## Work instruction
Print out the entries that follow exactly, missing none.

Web page and app entries
==========

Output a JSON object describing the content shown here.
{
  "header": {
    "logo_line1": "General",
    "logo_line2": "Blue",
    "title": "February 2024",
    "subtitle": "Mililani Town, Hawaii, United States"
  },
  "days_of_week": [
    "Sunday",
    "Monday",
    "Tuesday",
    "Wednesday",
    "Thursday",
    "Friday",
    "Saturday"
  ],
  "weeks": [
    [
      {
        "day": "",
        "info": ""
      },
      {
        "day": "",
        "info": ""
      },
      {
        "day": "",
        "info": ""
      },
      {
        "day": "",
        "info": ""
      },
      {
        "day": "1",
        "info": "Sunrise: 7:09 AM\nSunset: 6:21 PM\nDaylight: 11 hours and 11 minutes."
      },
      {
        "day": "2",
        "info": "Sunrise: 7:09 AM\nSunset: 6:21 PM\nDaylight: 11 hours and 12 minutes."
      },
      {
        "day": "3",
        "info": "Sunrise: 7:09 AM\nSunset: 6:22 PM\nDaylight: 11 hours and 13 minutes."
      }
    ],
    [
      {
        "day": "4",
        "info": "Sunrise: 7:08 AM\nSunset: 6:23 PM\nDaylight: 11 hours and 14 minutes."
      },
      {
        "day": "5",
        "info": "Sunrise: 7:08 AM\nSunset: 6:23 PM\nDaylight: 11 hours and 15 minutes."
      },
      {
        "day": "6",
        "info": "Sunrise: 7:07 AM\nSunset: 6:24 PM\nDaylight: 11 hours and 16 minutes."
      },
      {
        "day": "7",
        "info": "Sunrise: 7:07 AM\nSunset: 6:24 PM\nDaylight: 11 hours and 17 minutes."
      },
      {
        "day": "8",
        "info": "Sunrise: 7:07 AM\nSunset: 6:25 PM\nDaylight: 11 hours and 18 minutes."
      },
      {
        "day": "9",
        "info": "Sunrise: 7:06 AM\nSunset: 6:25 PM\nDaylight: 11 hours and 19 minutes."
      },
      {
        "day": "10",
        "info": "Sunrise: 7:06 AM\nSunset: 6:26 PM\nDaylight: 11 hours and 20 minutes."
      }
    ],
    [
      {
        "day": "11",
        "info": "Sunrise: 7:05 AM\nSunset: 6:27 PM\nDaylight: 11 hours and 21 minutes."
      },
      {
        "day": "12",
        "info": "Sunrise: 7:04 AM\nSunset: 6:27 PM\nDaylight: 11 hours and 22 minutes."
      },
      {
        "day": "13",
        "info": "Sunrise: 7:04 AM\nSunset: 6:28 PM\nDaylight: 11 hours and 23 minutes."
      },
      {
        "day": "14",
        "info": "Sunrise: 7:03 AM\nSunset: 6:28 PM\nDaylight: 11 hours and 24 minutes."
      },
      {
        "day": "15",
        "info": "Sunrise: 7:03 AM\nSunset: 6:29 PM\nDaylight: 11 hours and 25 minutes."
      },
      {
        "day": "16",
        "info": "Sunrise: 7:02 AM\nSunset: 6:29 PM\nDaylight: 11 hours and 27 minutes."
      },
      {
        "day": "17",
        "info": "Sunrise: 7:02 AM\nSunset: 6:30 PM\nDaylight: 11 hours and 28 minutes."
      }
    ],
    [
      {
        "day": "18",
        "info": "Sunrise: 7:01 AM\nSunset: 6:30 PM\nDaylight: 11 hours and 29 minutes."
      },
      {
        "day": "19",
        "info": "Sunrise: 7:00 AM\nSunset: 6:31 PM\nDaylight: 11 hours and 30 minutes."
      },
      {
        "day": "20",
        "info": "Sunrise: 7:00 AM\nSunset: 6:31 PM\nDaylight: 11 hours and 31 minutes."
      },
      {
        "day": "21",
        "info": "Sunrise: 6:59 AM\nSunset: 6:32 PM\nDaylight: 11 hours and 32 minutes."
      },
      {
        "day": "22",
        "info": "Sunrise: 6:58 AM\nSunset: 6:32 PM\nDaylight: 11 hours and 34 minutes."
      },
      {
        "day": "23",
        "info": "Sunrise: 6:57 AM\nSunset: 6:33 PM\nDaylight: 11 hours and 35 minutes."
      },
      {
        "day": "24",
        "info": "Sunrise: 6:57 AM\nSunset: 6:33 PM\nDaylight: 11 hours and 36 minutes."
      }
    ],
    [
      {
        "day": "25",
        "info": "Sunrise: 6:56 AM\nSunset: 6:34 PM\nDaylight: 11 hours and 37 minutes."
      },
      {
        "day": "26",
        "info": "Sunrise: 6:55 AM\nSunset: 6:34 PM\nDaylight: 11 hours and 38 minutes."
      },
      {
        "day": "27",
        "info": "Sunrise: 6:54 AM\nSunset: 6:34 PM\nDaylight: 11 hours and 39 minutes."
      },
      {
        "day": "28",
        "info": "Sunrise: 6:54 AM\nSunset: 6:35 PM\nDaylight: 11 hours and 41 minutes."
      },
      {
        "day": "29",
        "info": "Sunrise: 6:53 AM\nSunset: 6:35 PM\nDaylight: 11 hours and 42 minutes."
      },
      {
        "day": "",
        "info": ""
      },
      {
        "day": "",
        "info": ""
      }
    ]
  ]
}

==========

## Exercise answer
Output a JSON object describing the content shown here.
{
  "header": {
    "logo_line1": "General",
    "logo_line2": "Blue",
    "title": "February 2024",
    "subtitle": "Mililani Town, Hawaii, United States"
  },
  "days_of_week": [
    "Sunday",
    "Monday",
    "Tuesday",
    "Wednesday",
    "Thursday",
    "Friday",
    "Saturday"
  ],
  "weeks": [
    [
      {
        "day": "",
        "info": ""
      },
      {
        "day": "",
        "info": ""
      },
      {
        "day": "",
        "info": ""
      },
      {
        "day": "",
        "info": ""
      },
      {
        "day": "1",
        "info": "Sunrise: 7:09 AM\nSunset: 6:21 PM\nDaylight: 11 hours and 11 minutes."
      },
      {
        "day": "2",
        "info": "Sunrise: 7:09 AM\nSunset: 6:21 PM\nDaylight: 11 hours and 12 minutes."
      },
      {
        "day": "3",
        "info": "Sunrise: 7:09 AM\nSunset: 6:22 PM\nDaylight: 11 hours and 13 minutes."
      }
    ],
    [
      {
        "day": "4",
        "info": "Sunrise: 7:08 AM\nSunset: 6:23 PM\nDaylight: 11 hours and 14 minutes."
      },
      {
        "day": "5",
        "info": "Sunrise: 7:08 AM\nSunset: 6:23 PM\nDaylight: 11 hours and 15 minutes."
      },
      {
        "day": "6",
        "info": "Sunrise: 7:07 AM\nSunset: 6:24 PM\nDaylight: 11 hours and 16 minutes."
      },
      {
        "day": "7",
        "info": "Sunrise: 7:07 AM\nSunset: 6:24 PM\nDaylight: 11 hours and 17 minutes."
      },
      {
        "day": "8",
        "info": "Sunrise: 7:07 AM\nSunset: 6:25 PM\nDaylight: 11 hours and 18 minutes."
      },
      {
        "day": "9",
        "info": "Sunrise: 7:06 AM\nSunset: 6:25 PM\nDaylight: 11 hours and 19 minutes."
      },
      {
        "day": "10",
        "info": "Sunrise: 7:06 AM\nSunset: 6:26 PM\nDaylight: 11 hours and 20 minutes."
      }
    ],
    [
      {
        "day": "11",
        "info": "Sunrise: 7:05 AM\nSunset: 6:27 PM\nDaylight: 11 hours and 21 minutes."
      },
      {
        "day": "12",
        "info": "Sunrise: 7:04 AM\nSunset: 6:27 PM\nDaylight: 11 hours and 22 minutes."
      },
      {
        "day": "13",
        "info": "Sunrise: 7:04 AM\nSunset: 6:28 PM\nDaylight: 11 hours and 23 minutes."
      },
      {
        "day": "14",
        "info": "Sunrise: 7:03 AM\nSunset: 6:28 PM\nDaylight: 11 hours and 24 minutes."
      },
      {
        "day": "15",
        "info": "Sunrise: 7:03 AM\nSunset: 6:29 PM\nDaylight: 11 hours and 25 minutes."
      },
      {
        "day": "16",
        "info": "Sunrise: 7:02 AM\nSunset: 6:29 PM\nDaylight: 11 hours and 27 minutes."
      },
      {
        "day": "17",
        "info": "Sunrise: 7:02 AM\nSunset: 6:30 PM\nDaylight: 11 hours and 28 minutes."
      }
    ],
    [
      {
        "day": "18",
        "info": "Sunrise: 7:01 AM\nSunset: 6:30 PM\nDaylight: 11 hours and 29 minutes."
      },
      {
        "day": "19",
        "info": "Sunrise: 7:00 AM\nSunset: 6:31 PM\nDaylight: 11 hours and 30 minutes."
      },
      {
        "day": "20",
        "info": "Sunrise: 7:00 AM\nSunset: 6:31 PM\nDaylight: 11 hours and 31 minutes."
      },
      {
        "day": "21",
        "info": "Sunrise: 6:59 AM\nSunset: 6:32 PM\nDaylight: 11 hours and 32 minutes."
      },
      {
        "day": "22",
        "info": "Sunrise: 6:58 AM\nSunset: 6:32 PM\nDaylight: 11 hours and 34 minutes."
      },
      {
        "day": "23",
        "info": "Sunrise: 6:57 AM\nSunset: 6:33 PM\nDaylight: 11 hours and 35 minutes."
      },
      {
        "day": "24",
        "info": "Sunrise: 6:57 AM\nSunset: 6:33 PM\nDaylight: 11 hours and 36 minutes."
      }
    ],
    [
      {
        "day": "25",
        "info": "Sunrise: 6:56 AM\nSunset: 6:34 PM\nDaylight: 11 hours and 37 minutes."
      },
      {
        "day": "26",
        "info": "Sunrise: 6:55 AM\nSunset: 6:34 PM\nDaylight: 11 hours and 38 minutes."
      },
      {
        "day": "27",
        "info": "Sunrise: 6:54 AM\nSunset: 6:34 PM\nDaylight: 11 hours and 39 minutes."
      },
      {
        "day": "28",
        "info": "Sunrise: 6:54 AM\nSunset: 6:35 PM\nDaylight: 11 hours and 41 minutes."
      },
      {
        "day": "29",
        "info": "Sunrise: 6:53 AM\nSunset: 6:35 PM\nDaylight: 11 hours and 42 minutes."
      },
      {
        "day": "",
        "info": ""
      },
      {
        "day": "",
        "info": ""
      }
    ]
  ]
}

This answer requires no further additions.